On December 15, Thursday, Meta released a report of their 2022 Coordinated Inauthentic Behavior Enforcements, discussing their efforts against covert influence operations across its platform, particularly Facebook.
According to the report, there has been a “rapid rise” in the number of networks that use profile photos generated through AI (artificial intelligence) techniques such as generative adversarial networks (GAN). This technology is free to be utilized by anyone on the internet, including threat actors and online predators, to create a fake but unique photo of a “human.”
Meta has made efforts to disrupt more than 200 global networks for violating their Coordinated Inauthentic Behavior (CIB) policy since their public reporting in 2017.
The United States, followed by Ukraine and the United Kingdom, was the most targeted country by global CIB operations that the social media company has disrupted over the past years.
“More than two-thirds of all the CIB networks we disrupted this year featured accounts that likely had GAN-generated profile pictures, suggesting that threat actors may see it as a way to make their fake accounts look more authentic and original,” META states in the public report.
In an interview with CBS, one of the writers of the report and the Global Threat Intelligence Lead, Ben Nimmo explained to the audience that the photos that they are disrupting are “basically photos of people who do not exist.
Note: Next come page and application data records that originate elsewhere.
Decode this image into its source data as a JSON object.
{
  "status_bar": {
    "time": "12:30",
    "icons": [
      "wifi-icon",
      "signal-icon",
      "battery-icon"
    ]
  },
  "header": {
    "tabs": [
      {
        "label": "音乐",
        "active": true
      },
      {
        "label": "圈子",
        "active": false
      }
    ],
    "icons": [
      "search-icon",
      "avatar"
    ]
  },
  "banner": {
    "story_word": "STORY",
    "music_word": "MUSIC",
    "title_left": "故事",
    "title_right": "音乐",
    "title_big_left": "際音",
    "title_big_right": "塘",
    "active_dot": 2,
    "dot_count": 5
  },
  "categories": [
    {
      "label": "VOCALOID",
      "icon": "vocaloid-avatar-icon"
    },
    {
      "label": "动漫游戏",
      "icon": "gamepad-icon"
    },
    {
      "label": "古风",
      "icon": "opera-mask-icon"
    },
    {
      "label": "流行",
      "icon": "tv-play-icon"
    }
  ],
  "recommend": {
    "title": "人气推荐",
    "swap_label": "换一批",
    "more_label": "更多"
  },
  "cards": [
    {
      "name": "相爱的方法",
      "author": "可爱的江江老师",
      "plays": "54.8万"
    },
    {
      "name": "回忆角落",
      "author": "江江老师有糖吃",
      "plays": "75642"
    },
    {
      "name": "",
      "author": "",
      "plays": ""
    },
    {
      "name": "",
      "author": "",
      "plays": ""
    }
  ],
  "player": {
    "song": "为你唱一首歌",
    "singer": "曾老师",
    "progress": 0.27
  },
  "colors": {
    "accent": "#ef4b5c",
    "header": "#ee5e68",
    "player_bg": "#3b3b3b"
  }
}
It’s not actually a person in the picture. It’s an image created by a computer.”
See some sample photos photos below:
Meta investigators at the social media company look at a “combination of behavioral signals” to identify the GAN-generated profile pictures.
Although these photos are somewhat deceptive, Nimmo identified some telltale signs: their eyes are perfectly aligned, their eyes do not have reflections, their clothing is unusual, their backgrounds appear artificial or edited, and they have peculiarities in their ears and hair.
Meta has been continuously making efforts to disrupt fake accounts made through AI. From 2016 to October 2021, it was reported that the company invested more than $13 billion in safety and security teams composed of over 40,000 individuals specifically assigned to moderation, or “more than the size of the FBI.”
Other POP! stories that you might like: